Suppressing errors from VSTest running form cmd

I’ve written this script a couple of different ways I’m currently using the cmd /c and previously used “&” to call VSTest.console.exe. The script is running from Bamboo and when a test fails VSTest writes stderr output which is causing the Bamboo Powershell client to fail the task even though it should not. I need to suppress or hide completely the errors and have powershell return with no errors so Bamboo won’t fail the task. The command is being built from variables because some of the values will come from Bamboo once this script works like it should.
Script is as follows.

$workingDirectory = ${}

Set-Location -path $workingDirectory
$VSTestexe = "C:\Program Files (x86)\Microsoft Visual Studio 12.0\Common7\IDE\CommonExtensions\Microsoft\TestWindow\vstest.console.exe"
$TestContainer = $workingDirectory + '\TestProject\bin\Debug\TestProject.dll'

$Tests = "/Tests:SmokeTests"
$TestSwitches = "/InIsolation /logger:trx"

$command = '"' + $VSTestexe + '" '
$command +='"' + $TestContainer + '" '
$command += $Tests
$command += " " + $TestSwitches
cmd /c @$command >$null 2>&1

So… as a non-user of either Bamboo or Visual Studio, let me see if I can genericize this so that I can understand it, without ruining the meaning :).

The problem is that you’re running an external command, which writes to stderr, which PowerShell (correctly) interprets as an error. Correct? And you want PowerShell to not interpret that as an error?

VSTest writes output to standard error that is not technically an error. A failed test from VSTest is simply a failed test however because it outputs that information to stderr powershell interprets it as it normally should and passes the error up to the calling app of the powershell script. I need to somehow mask the error messages that VSTest is writing because they are not technically errors.

OK. Gotcha.

You’ll need to try this, but one technique might be to redirect stderr to stdout within Cmd.exe. The syntax is at, but briefly…

MyCommand.exe 1<&2
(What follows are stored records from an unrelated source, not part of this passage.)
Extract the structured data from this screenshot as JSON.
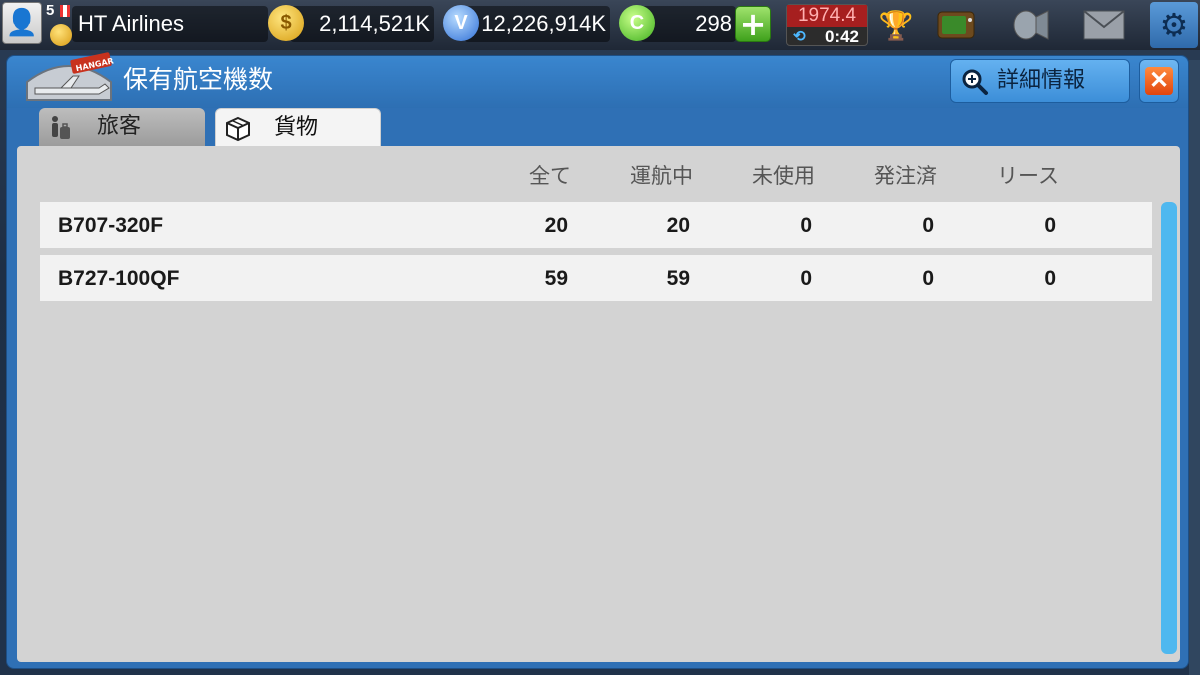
{
  "topbar": {
    "level": "5",
    "airline_name": "HT Airlines",
    "gold": "2,114,521K",
    "vip": "12,226,914K",
    "green": "298",
    "date": "1974.4",
    "timer": "0:42",
    "colors": {
      "date_red": "#a61f1f",
      "plus_green": "#3fa11c"
    }
  },
  "dialog": {
    "title": "保有航空機数",
    "hangar_label": "HANGAR",
    "detail_button": "詳細情報",
    "close_symbol": "✕",
    "tabs": [
      {
        "label": "旅客",
        "active": false
      },
      {
        "label": "貨物",
        "active": true
      }
    ],
    "columns": [
      "全て",
      "運航中",
      "未使用",
      "発注済",
      "リース"
    ],
    "rows": [
      {
        "model": "B707-320F",
        "all": "20",
        "active": "20",
        "unused": "0",
        "ordered": "0",
        "leased": "0"
      },
      {
        "model": "B727-100QF",
        "all": "59",
        "active": "59",
        "unused": "0",
        "ordered": "0",
        "leased": "0"
      }
    ],
    "colors": {
      "header_blue": "#2f70b5",
      "scroll_blue": "#4fb8ef"
    }
  }
}
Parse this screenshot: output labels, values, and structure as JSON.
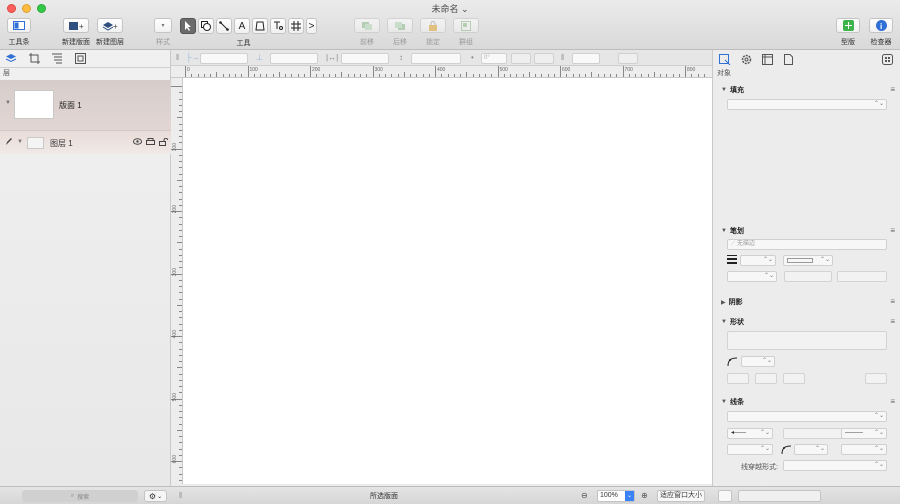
{
  "window": {
    "title": "未命名 ⌄"
  },
  "toolbar": {
    "toolbar_label": "工具条",
    "new_canvas": "新建版面",
    "new_layer": "新建图层",
    "style": "样式",
    "tools": "工具",
    "tool_text_glyph": "A",
    "tool_more_glyph": ">",
    "forward": "前移",
    "backward": "后移",
    "lock": "锁定",
    "group": "群组",
    "stencils": "型版",
    "inspector": "检查器"
  },
  "sidebar": {
    "header": "层",
    "canvas_name": "版面 1",
    "layer_name": "图层 1"
  },
  "subbar": {
    "rotation_value": "0°"
  },
  "rulers": {
    "h_labels": [
      "0",
      "100",
      "200",
      "300",
      "400",
      "500",
      "600",
      "700",
      "800"
    ],
    "v_labels": [
      "100",
      "200",
      "300",
      "400",
      "500",
      "600"
    ]
  },
  "inspector": {
    "header": "对象",
    "fill": "填充",
    "stroke": "笔划",
    "no_stroke": "无描边",
    "shadow": "阴影",
    "shape": "形状",
    "lines": "线条",
    "line_hop": "线穿越形式:"
  },
  "bottombar": {
    "search_placeholder": "搜索",
    "selection": "所选版面",
    "zoom": "100%",
    "fit_window": "适应窗口大小"
  },
  "colors": {
    "accent": "#3b82f6",
    "stencils_green": "#3cb44b",
    "inspector_blue": "#2f6fd6"
  }
}
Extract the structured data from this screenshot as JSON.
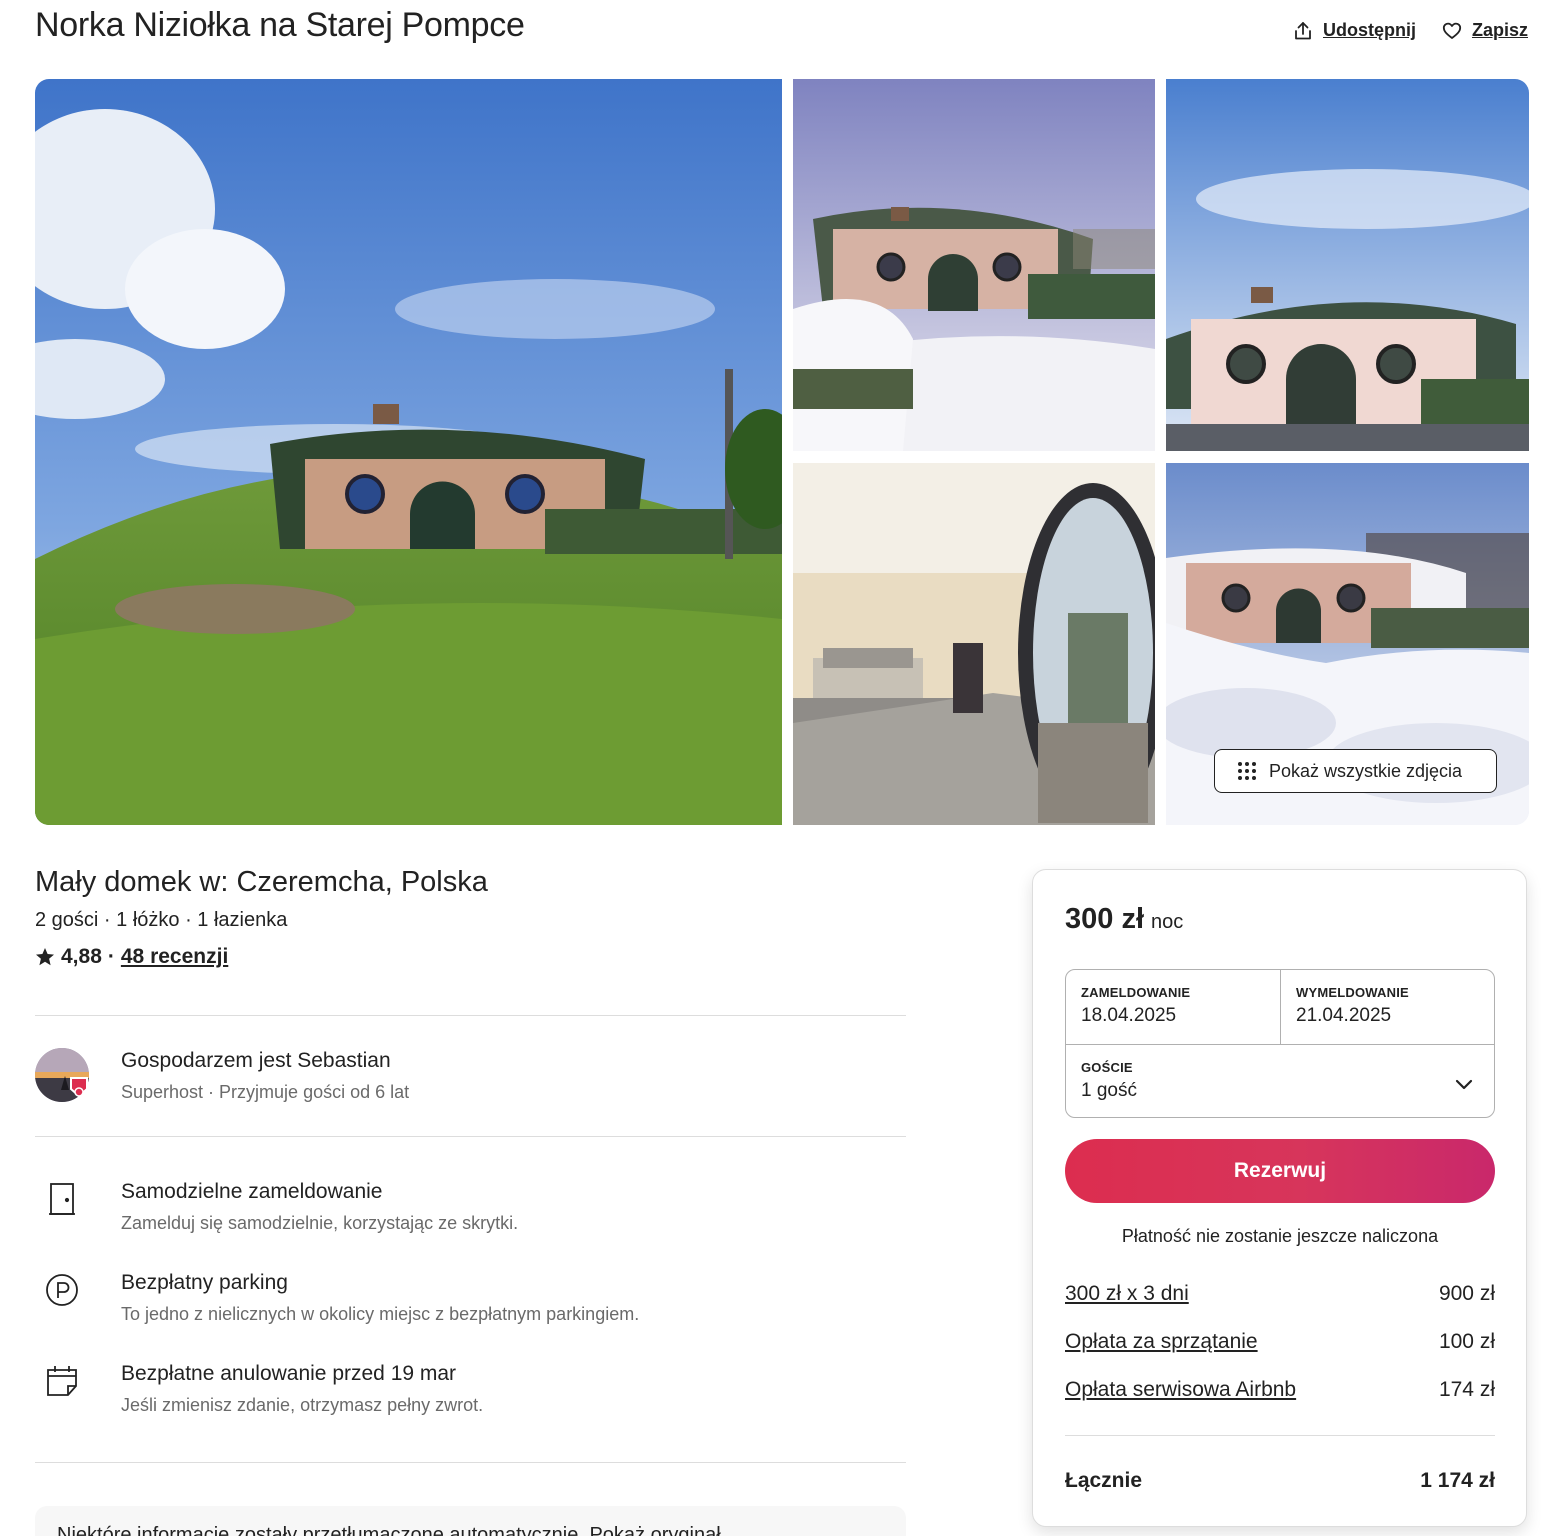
{
  "header": {
    "title": "Norka Niziołka na Starej Pompce",
    "share_label": "Udostępnij",
    "save_label": "Zapisz"
  },
  "gallery": {
    "show_all_label": "Pokaż wszystkie zdjęcia",
    "photos": [
      "hobbit-house-summer",
      "hobbit-house-winter-snow",
      "hobbit-house-clear-sky",
      "bedroom-interior-round-door",
      "hobbit-house-deep-snow"
    ]
  },
  "listing": {
    "subtitle": "Mały domek w: Czeremcha, Polska",
    "info": "2 gości · 1 łóżko · 1 łazienka",
    "rating": "4,88",
    "rating_separator": "·",
    "reviews_label": "48 recenzji"
  },
  "host": {
    "name": "Gospodarzem jest Sebastian",
    "subtitle": "Superhost · Przyjmuje gości od 6 lat"
  },
  "features": [
    {
      "icon": "door-icon",
      "title": "Samodzielne zameldowanie",
      "desc": "Zamelduj się samodzielnie, korzystając ze skrytki."
    },
    {
      "icon": "parking-icon",
      "title": "Bezpłatny parking",
      "desc": "To jedno z nielicznych w okolicy miejsc z bezpłatnym parkingiem."
    },
    {
      "icon": "calendar-icon",
      "title": "Bezpłatne anulowanie przed 19 mar",
      "desc": "Jeśli zmienisz zdanie, otrzymasz pełny zwrot."
    }
  ],
  "notice": {
    "text": "Niektóre informacje zostały przetłumaczone automatycznie. Pokaż oryginał"
  },
  "booking": {
    "price": "300 zł",
    "per": "noc",
    "checkin_label": "ZAMELDOWANIE",
    "checkin_value": "18.04.2025",
    "checkout_label": "WYMELDOWANIE",
    "checkout_value": "21.04.2025",
    "guests_label": "GOŚCIE",
    "guests_value": "1 gość",
    "reserve_label": "Rezerwuj",
    "no_charge": "Płatność nie zostanie jeszcze naliczona",
    "lines": [
      {
        "label": "300 zł x 3 dni",
        "value": "900 zł"
      },
      {
        "label": "Opłata za sprzątanie",
        "value": "100 zł"
      },
      {
        "label": "Opłata serwisowa Airbnb",
        "value": "174 zł"
      }
    ],
    "total_label": "Łącznie",
    "total_value": "1 174 zł"
  },
  "colors": {
    "accent": "#dc2d4f",
    "text": "#222222",
    "muted": "#6a6a6a",
    "border": "#dddddd"
  }
}
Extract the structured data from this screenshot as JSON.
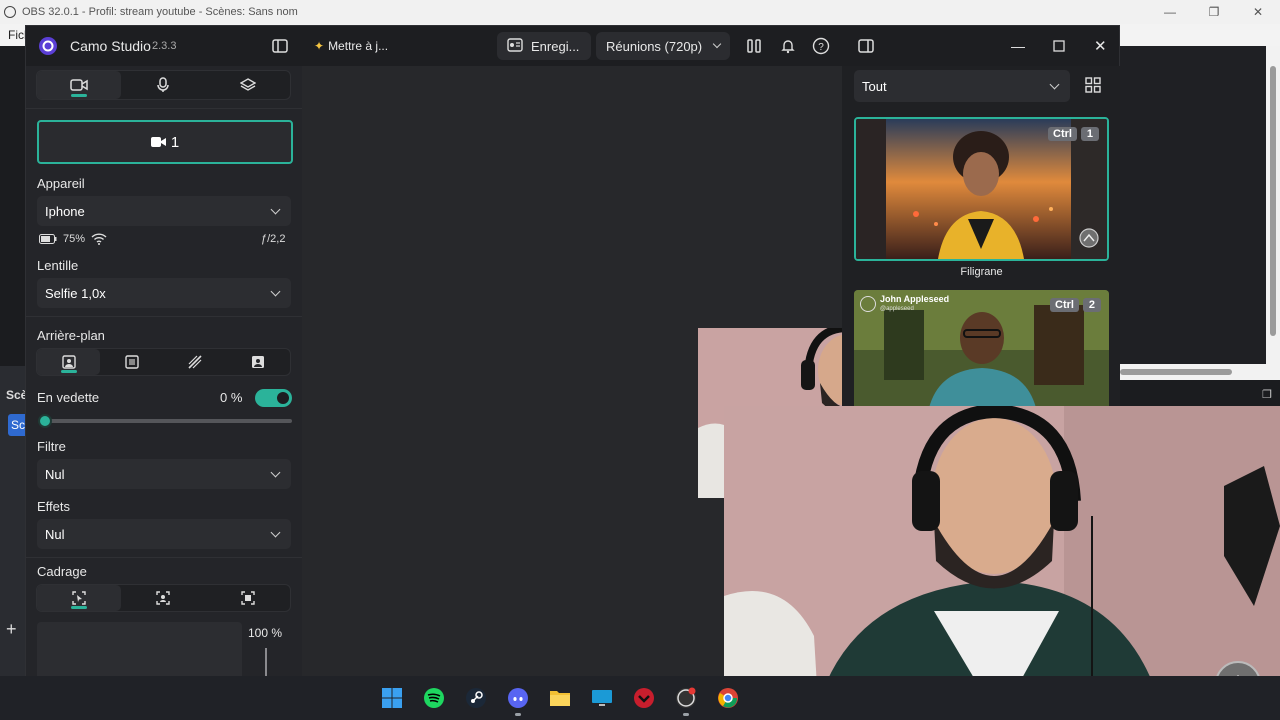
{
  "obs": {
    "title": "OBS 32.0.1 - Profil: stream youtube - Scènes: Sans nom",
    "menu_first": "Fich",
    "scenes_label": "Scè",
    "scene_btn": "Sc",
    "add": "+"
  },
  "camo": {
    "app_name": "Camo Studio",
    "version": "2.3.3",
    "update_label": "Mettre à j...",
    "record_label": "Enregi...",
    "preset_label": "Réunions (720p)",
    "tabs": [
      "video-camera-icon",
      "microphone-icon",
      "layers-icon"
    ],
    "camera_select": "1",
    "device": {
      "label": "Appareil",
      "value": "Iphone",
      "battery": "75%",
      "aperture": "ƒ/2,2"
    },
    "lens": {
      "label": "Lentille",
      "value": "Selfie 1,0x"
    },
    "background": {
      "label": "Arrière-plan"
    },
    "featured": {
      "label": "En vedette",
      "value": "0 %",
      "toggle_on": true,
      "slider_level": 0
    },
    "filter": {
      "label": "Filtre",
      "value": "Nul"
    },
    "effects": {
      "label": "Effets",
      "value": "Nul"
    },
    "framing": {
      "label": "Cadrage",
      "zoom": "100 %"
    },
    "overlays": {
      "filter_value": "Tout",
      "items": [
        {
          "label": "Filigrane",
          "shortcut_mod": "Ctrl",
          "shortcut_key": "1"
        },
        {
          "label": "",
          "shortcut_mod": "Ctrl",
          "shortcut_key": "2",
          "card_name": "John Appleseed",
          "card_handle": "@appleseed"
        }
      ]
    },
    "accent_color": "#2bb39a"
  }
}
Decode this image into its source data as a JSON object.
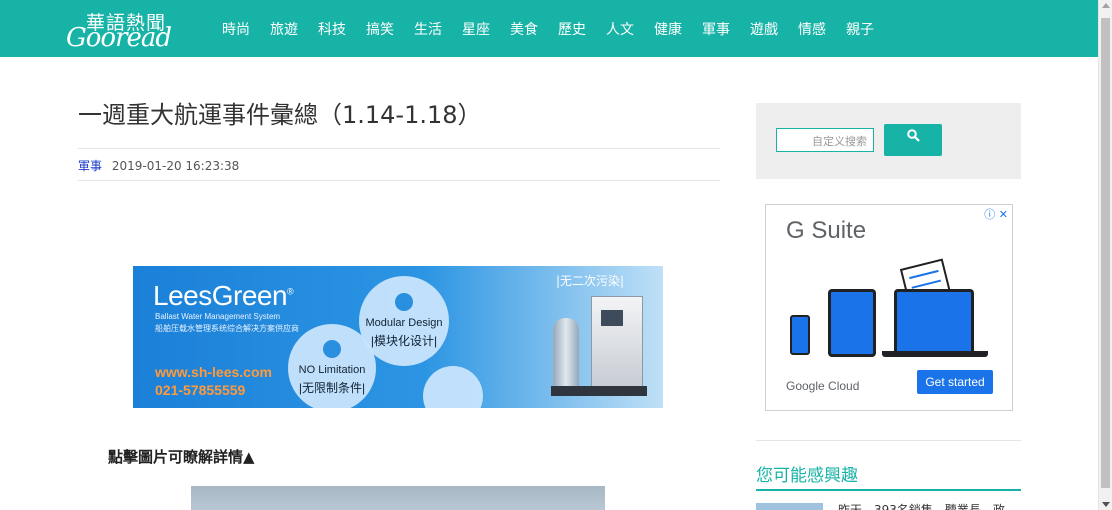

That’d still let you capture the output, but getting stderr emptied might accomplish what you’re after. Alternately, you might try setting $ErrorActionPreference=“SilentlyContinue” immediately before running the external command - but you’ll lose whatever was in stderr (not sure if you care).